• _Problem details_
Please print the records below word for word.

(Website and app data records)
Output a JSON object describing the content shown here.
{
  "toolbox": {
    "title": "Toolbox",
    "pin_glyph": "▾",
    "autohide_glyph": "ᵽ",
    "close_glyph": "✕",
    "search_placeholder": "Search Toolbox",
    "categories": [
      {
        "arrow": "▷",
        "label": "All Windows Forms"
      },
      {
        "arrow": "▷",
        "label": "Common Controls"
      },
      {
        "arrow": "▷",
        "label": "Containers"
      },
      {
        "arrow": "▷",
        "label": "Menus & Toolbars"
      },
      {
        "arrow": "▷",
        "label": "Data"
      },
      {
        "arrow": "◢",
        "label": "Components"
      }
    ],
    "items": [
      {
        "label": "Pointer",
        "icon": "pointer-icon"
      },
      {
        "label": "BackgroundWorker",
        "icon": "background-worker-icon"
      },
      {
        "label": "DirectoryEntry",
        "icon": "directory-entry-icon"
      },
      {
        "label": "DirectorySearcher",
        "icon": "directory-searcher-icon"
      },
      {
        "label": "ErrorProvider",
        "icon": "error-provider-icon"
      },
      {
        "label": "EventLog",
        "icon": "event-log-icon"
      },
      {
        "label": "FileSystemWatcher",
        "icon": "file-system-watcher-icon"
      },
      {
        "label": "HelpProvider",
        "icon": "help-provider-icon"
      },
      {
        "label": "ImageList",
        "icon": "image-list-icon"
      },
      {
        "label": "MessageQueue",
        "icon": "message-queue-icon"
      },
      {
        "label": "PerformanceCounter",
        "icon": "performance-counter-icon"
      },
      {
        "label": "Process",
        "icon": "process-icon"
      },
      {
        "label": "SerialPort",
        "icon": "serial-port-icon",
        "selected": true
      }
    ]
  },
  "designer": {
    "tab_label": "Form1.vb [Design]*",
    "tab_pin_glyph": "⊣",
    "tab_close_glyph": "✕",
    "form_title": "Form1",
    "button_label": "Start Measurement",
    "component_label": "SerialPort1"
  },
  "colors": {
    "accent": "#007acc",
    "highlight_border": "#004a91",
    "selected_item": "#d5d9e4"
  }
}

• _Task result_
Output a JSON object describing the content shown here.
{
  "toolbox": {
    "title": "Toolbox",
    "pin_glyph": "▾",
    "autohide_glyph": "ᵽ",
    "close_glyph": "✕",
    "search_placeholder": "Search Toolbox",
    "categories": [
      {
        "arrow": "▷",
        "label": "All Windows Forms"
      },
      {
        "arrow": "▷",
        "label": "Common Controls"
      },
      {
        "arrow": "▷",
        "label": "Containers"
      },
      {
        "arrow": "▷",
        "label": "Menus & Toolbars"
      },
      {
        "arrow": "▷",
        "label": "Data"
      },
      {
        "arrow": "◢",
        "label": "Components"
      }
    ],
    "items": [
      {
        "label": "Pointer",
        "icon": "pointer-icon"
      },
      {
        "label": "BackgroundWorker",
        "icon": "background-worker-icon"
      },
      {
        "label": "DirectoryEntry",
        "icon": "directory-entry-icon"
      },
      {
        "label": "DirectorySearcher",
        "icon": "directory-searcher-icon"
      },
      {
        "label": "ErrorProvider",
        "icon": "error-provider-icon"
      },
      {
        "label": "EventLog",
        "icon": "event-log-icon"
      },
      {
        "label": "FileSystemWatcher",
        "icon": "file-system-watcher-icon"
      },
      {
        "label": "HelpProvider",
        "icon": "help-provider-icon"
      },
      {
        "label": "ImageList",
        "icon": "image-list-icon"
      },
      {
        "label": "MessageQueue",
        "icon": "message-queue-icon"
      },
      {
        "label": "PerformanceCounter",
        "icon": "performance-counter-icon"
      },
      {
        "label": "Process",
        "icon": "process-icon"
      },
      {
        "label": "SerialPort",
        "icon": "serial-port-icon",
        "selected": true
      }
    ]
  },
  "designer": {
    "tab_label": "Form1.vb [Design]*",
    "tab_pin_glyph": "⊣",
    "tab_close_glyph": "✕",
    "form_title": "Form1",
    "button_label": "Start Measurement",
    "component_label": "SerialPort1"
  },
  "colors": {
    "accent": "#007acc",
    "highlight_border": "#004a91",
    "selected_item": "#d5d9e4"
  }
}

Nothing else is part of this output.